* [TASK TO CARRY OUT] Each line of the listing below that includes "Settings" must be copied.
[[ ENTRIES PROVIDED, beginning ]]
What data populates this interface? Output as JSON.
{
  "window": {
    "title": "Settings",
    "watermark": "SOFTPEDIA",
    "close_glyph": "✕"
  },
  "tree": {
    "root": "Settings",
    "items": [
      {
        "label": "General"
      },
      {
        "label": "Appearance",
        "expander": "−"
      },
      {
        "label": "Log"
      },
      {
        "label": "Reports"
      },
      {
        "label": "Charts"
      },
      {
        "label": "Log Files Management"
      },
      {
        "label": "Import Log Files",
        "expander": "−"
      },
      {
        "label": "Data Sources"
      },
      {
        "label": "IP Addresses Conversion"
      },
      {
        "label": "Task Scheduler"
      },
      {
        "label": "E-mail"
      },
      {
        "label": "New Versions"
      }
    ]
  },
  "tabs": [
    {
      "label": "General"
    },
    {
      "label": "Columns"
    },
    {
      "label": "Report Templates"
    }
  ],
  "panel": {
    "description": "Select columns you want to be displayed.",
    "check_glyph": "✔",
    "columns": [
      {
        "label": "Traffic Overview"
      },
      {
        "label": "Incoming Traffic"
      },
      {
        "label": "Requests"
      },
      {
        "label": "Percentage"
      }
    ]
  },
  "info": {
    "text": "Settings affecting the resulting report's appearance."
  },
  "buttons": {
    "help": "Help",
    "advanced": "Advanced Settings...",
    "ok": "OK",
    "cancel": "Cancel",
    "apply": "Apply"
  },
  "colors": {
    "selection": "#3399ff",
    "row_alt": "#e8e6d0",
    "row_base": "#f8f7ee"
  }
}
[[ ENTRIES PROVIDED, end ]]
* [EXERCISE SOLUTION]
    "title": "Settings",
    "root": "Settings",
    "text": "Settings affecting the resulting report's appearance."
    "advanced": "Advanced Settings...",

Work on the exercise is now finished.